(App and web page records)

================

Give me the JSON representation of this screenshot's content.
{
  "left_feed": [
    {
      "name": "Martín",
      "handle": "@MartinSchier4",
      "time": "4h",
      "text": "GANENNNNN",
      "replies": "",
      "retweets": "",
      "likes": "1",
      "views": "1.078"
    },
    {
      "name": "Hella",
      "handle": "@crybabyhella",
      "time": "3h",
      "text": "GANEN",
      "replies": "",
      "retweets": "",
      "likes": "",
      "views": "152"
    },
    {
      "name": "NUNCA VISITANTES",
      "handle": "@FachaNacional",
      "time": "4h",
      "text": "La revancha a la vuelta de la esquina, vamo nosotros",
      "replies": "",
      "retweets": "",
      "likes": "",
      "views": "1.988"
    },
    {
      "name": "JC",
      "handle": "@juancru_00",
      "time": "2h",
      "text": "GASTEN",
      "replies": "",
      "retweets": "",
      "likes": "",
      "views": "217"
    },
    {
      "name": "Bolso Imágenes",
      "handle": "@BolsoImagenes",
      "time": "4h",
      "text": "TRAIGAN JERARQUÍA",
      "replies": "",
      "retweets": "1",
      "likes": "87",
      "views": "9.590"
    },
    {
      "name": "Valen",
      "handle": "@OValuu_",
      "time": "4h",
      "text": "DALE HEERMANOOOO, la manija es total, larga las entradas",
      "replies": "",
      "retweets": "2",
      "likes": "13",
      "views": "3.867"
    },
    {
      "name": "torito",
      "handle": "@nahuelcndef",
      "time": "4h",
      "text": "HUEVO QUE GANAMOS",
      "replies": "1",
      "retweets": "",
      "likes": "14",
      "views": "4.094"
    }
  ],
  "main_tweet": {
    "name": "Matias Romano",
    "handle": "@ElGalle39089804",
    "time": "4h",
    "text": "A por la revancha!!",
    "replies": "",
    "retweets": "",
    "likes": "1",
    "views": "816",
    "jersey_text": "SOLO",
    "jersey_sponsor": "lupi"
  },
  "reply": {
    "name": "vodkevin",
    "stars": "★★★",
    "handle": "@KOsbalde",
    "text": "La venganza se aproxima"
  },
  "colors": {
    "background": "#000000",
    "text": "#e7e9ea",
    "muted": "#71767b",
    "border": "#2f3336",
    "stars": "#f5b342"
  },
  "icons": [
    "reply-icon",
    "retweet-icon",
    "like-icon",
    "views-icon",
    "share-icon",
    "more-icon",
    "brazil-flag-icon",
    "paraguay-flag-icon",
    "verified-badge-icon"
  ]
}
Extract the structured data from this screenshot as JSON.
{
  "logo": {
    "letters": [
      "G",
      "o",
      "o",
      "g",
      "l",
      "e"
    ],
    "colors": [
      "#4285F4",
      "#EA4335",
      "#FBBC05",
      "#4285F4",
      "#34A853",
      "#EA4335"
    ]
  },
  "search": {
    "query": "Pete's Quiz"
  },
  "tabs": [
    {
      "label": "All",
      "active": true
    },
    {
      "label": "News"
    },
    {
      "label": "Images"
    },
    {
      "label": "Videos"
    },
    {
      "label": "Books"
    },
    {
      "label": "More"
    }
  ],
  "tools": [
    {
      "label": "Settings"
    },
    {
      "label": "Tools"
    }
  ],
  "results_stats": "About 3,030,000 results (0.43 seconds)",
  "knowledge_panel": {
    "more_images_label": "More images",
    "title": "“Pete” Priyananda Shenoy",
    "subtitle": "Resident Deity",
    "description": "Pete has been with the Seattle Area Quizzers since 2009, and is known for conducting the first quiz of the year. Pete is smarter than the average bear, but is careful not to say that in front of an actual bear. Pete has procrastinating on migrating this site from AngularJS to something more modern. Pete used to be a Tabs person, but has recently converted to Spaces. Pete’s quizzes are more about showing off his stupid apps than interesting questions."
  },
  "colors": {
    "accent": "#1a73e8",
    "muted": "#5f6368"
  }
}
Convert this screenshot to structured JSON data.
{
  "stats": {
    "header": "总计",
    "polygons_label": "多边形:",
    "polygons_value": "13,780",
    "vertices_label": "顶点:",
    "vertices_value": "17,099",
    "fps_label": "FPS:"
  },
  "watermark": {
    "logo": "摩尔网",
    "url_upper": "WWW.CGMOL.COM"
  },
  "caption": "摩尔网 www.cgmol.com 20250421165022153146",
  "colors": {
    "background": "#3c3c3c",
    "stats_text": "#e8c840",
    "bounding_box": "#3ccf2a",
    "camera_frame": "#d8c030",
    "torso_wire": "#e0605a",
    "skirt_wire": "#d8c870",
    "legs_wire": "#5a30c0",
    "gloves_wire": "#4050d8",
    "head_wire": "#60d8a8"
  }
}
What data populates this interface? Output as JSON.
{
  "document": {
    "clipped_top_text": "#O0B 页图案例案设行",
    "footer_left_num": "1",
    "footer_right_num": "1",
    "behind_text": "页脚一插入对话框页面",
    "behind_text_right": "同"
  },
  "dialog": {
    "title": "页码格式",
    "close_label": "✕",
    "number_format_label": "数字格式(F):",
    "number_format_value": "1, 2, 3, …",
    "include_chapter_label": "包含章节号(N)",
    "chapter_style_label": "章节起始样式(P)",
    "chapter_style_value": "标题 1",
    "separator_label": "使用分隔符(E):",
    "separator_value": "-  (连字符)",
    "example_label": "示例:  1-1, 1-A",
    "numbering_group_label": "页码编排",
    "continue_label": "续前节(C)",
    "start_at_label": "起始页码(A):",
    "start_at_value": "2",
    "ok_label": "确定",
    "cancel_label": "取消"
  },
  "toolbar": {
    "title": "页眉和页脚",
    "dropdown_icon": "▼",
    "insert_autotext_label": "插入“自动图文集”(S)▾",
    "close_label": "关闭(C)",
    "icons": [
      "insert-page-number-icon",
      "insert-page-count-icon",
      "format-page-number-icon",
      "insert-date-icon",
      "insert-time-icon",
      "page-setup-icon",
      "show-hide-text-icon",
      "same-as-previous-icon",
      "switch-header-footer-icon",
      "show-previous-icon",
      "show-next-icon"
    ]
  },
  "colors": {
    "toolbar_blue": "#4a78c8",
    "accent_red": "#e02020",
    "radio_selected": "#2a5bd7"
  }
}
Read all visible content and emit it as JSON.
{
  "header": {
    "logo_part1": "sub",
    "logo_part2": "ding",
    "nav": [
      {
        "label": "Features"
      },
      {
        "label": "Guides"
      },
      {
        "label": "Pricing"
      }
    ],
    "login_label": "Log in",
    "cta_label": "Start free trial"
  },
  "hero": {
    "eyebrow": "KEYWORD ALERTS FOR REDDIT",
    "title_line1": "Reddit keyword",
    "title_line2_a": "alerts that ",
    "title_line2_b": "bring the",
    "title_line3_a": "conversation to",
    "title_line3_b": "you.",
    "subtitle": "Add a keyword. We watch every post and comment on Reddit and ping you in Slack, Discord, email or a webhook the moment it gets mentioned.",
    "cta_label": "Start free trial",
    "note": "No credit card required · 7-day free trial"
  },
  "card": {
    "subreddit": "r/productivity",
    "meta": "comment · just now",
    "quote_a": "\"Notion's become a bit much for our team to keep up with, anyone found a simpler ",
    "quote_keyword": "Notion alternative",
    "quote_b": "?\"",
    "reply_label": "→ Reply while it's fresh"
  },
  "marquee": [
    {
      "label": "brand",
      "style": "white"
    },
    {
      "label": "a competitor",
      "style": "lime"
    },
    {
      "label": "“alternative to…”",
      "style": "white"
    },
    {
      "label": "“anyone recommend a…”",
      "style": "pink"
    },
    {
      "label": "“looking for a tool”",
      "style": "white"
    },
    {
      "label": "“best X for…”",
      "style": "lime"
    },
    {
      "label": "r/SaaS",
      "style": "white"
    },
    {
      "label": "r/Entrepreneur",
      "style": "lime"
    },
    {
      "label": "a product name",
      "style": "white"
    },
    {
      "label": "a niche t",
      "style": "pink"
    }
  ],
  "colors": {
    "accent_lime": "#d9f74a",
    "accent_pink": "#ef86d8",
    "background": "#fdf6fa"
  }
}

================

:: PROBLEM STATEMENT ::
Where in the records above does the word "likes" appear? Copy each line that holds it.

:: EXERCISE RESULT ::
      "likes": "1",
      "likes": "",
      "likes": "",
      "likes": "",
      "likes": "87",
      "likes": "13",
      "likes": "14",
    "likes": "1",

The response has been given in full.